Question of the Day: Two information theoreticians, Alice and Bob, perform a trick with a shuffled deck of cards, jokers removed. Alice asks a member of the audience to select five cards at random from the deck. The audience member passes the five cards to Alice, who examines them, and hands one back. Alice then arranges the remaining four cards in some way and places them face down, in a neat pile.
Bob, who has not witnessed these proceedings, then enters the room, looks only at the four cards, and correctly determines the missing fifth card, held by the audience member. How is this trick done? Try to come up with the simplest solution possible.
Note: The only communication between Alice and Bob is through the arrangement of the four cards.
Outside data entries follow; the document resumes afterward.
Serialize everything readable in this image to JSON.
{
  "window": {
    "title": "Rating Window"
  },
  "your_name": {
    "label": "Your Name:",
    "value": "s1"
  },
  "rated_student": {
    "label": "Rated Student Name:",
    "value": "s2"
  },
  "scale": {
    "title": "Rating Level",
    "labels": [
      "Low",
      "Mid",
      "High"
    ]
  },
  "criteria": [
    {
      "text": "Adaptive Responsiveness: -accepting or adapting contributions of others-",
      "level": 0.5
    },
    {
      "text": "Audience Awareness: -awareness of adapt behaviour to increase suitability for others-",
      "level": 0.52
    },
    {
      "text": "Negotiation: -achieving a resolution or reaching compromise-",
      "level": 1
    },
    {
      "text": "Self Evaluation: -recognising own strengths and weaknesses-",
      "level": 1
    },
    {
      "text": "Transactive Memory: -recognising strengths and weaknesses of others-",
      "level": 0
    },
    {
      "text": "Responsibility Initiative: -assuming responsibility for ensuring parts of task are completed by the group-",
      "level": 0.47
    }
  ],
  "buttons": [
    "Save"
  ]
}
There is no encoded speech or hand signals or ESP, no bent or marked cards, no clue in the orientation of the pile of four cards (i.e. it would suffice for Bob to be read the list of the four cards in order.)
Logic - Prolog
A deductive argument is one in which the author intends the evidence to be so strong that it is impossible for the premises to be true and the conclusion false, or the conclusion follows necessarily from the premises.
An inductive argument is one in which the author intends the evidence only to be so strong that it is improbable that the premises could be true and the conclusion false, or the conclusion is likely true if the premises are true.
Most common example
Satisfiability - Conjunctive Normal Form